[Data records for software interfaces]
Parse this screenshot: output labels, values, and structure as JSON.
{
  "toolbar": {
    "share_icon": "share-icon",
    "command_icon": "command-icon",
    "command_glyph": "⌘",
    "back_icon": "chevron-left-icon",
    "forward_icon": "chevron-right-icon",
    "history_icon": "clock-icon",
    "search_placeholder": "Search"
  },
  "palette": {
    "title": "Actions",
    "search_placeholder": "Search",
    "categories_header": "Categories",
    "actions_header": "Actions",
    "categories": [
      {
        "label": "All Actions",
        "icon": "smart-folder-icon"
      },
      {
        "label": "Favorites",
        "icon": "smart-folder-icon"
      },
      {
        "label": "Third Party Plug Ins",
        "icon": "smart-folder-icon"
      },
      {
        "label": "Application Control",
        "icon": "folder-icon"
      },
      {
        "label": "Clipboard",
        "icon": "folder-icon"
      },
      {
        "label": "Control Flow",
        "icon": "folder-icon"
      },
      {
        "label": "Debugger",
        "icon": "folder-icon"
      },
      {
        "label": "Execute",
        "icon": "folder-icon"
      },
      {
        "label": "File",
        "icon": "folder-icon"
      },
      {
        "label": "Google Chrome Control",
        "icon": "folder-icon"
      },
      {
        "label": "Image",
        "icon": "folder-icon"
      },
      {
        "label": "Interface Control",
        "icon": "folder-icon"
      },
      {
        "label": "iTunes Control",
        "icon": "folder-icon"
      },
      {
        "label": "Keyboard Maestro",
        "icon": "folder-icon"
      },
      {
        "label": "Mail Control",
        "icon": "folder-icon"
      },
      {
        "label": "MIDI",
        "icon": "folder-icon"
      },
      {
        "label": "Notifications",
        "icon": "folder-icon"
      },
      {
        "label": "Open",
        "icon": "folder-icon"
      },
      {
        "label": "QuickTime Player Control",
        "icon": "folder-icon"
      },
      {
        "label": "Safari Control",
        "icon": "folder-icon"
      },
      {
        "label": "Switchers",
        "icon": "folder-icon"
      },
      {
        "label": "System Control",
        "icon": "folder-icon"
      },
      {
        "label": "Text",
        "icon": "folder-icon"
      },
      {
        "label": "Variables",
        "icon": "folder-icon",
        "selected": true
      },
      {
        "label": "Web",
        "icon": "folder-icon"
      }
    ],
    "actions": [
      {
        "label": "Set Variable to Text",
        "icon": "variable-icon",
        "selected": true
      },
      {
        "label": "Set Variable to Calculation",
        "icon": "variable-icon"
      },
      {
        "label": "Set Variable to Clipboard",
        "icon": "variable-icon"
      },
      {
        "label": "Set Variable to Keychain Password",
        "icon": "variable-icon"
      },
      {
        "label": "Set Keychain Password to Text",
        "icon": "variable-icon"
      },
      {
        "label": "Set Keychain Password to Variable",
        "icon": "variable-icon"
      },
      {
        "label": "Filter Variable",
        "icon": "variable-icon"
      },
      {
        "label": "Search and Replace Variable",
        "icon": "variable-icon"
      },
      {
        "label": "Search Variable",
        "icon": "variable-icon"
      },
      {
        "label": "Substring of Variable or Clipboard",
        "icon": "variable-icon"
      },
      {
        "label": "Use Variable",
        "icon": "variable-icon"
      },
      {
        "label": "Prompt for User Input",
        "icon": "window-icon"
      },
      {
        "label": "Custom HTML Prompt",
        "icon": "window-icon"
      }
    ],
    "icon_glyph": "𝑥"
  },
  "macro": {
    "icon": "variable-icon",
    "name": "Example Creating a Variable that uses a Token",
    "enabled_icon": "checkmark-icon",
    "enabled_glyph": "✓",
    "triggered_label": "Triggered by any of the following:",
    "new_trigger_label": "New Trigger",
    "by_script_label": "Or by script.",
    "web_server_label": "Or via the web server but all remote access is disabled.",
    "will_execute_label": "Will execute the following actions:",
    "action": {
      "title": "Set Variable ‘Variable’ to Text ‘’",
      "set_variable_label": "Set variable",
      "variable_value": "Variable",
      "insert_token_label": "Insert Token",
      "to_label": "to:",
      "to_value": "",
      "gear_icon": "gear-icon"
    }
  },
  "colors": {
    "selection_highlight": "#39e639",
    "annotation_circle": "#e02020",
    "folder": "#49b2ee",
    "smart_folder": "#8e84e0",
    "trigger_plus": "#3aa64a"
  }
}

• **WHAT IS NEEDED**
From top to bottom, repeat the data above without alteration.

• **TASK SOLUTION**
Parse this screenshot: output labels, values, and structure as JSON.
{
  "toolbar": {
    "share_icon": "share-icon",
    "command_icon": "command-icon",
    "command_glyph": "⌘",
    "back_icon": "chevron-left-icon",
    "forward_icon": "chevron-right-icon",
    "history_icon": "clock-icon",
    "search_placeholder": "Search"
  },
  "palette": {
    "title": "Actions",
    "search_placeholder": "Search",
    "categories_header": "Categories",
    "actions_header": "Actions",
    "categories": [
      {
        "label": "All Actions",
        "icon": "smart-folder-icon"
      },
      {
        "label": "Favorites",
        "icon": "smart-folder-icon"
      },
      {
        "label": "Third Party Plug Ins",
        "icon": "smart-folder-icon"
      },
      {
        "label": "Application Control",
        "icon": "folder-icon"
      },
      {
        "label": "Clipboard",
        "icon": "folder-icon"
      },
      {
        "label": "Control Flow",
        "icon": "folder-icon"
      },
      {
        "label": "Debugger",
        "icon": "folder-icon"
      },
      {
        "label": "Execute",
        "icon": "folder-icon"
      },
      {
        "label": "File",
        "icon": "folder-icon"
      },
      {
        "label": "Google Chrome Control",
        "icon": "folder-icon"
      },
      {
        "label": "Image",
        "icon": "folder-icon"
      },
      {
        "label": "Interface Control",
        "icon": "folder-icon"
      },
      {
        "label": "iTunes Control",
        "icon": "folder-icon"
      },
      {
        "label": "Keyboard Maestro",
        "icon": "folder-icon"
      },
      {
        "label": "Mail Control",
        "icon": "folder-icon"
      },
      {
        "label": "MIDI",
        "icon": "folder-icon"
      },
      {
        "label": "Notifications",
        "icon": "folder-icon"
      },
      {
        "label": "Open",
        "icon": "folder-icon"
      },
      {
        "label": "QuickTime Player Control",
        "icon": "folder-icon"
      },
      {
        "label": "Safari Control",
        "icon": "folder-icon"
      },
      {
        "label": "Switchers",
        "icon": "folder-icon"
      },
      {
        "label": "System Control",
        "icon": "folder-icon"
      },
      {
        "label": "Text",
        "icon": "folder-icon"
      },
      {
        "label": "Variables",
        "icon": "folder-icon",
        "selected": true
      },
      {
        "label": "Web",
        "icon": "folder-icon"
      }
    ],
    "actions": [
      {
        "label": "Set Variable to Text",
        "icon": "variable-icon",
        "selected": true
      },
      {
        "label": "Set Variable to Calculation",
        "icon": "variable-icon"
      },
      {
        "label": "Set Variable to Clipboard",
        "icon": "variable-icon"
      },
      {
        "label": "Set Variable to Keychain Password",
        "icon": "variable-icon"
      },
      {
        "label": "Set Keychain Password to Text",
        "icon": "variable-icon"
      },
      {
        "label": "Set Keychain Password to Variable",
        "icon": "variable-icon"
      },
      {
        "label": "Filter Variable",
        "icon": "variable-icon"
      },
      {
        "label": "Search and Replace Variable",
        "icon": "variable-icon"
      },
      {
        "label": "Search Variable",
        "icon": "variable-icon"
      },
      {
        "label": "Substring of Variable or Clipboard",
        "icon": "variable-icon"
      },
      {
        "label": "Use Variable",
        "icon": "variable-icon"
      },
      {
        "label": "Prompt for User Input",
        "icon": "window-icon"
      },
      {
        "label": "Custom HTML Prompt",
        "icon": "window-icon"
      }
    ],
    "icon_glyph": "𝑥"
  },
  "macro": {
    "icon": "variable-icon",
    "name": "Example Creating a Variable that uses a Token",
    "enabled_icon": "checkmark-icon",
    "enabled_glyph": "✓",
    "triggered_label": "Triggered by any of the following:",
    "new_trigger_label": "New Trigger",
    "by_script_label": "Or by script.",
    "web_server_label": "Or via the web server but all remote access is disabled.",
    "will_execute_label": "Will execute the following actions:",
    "action": {
      "title": "Set Variable ‘Variable’ to Text ‘’",
      "set_variable_label": "Set variable",
      "variable_value": "Variable",
      "insert_token_label": "Insert Token",
      "to_label": "to:",
      "to_value": "",
      "gear_icon": "gear-icon"
    }
  },
  "colors": {
    "selection_highlight": "#39e639",
    "annotation_circle": "#e02020",
    "folder": "#49b2ee",
    "smart_folder": "#8e84e0",
    "trigger_plus": "#3aa64a"
  }
}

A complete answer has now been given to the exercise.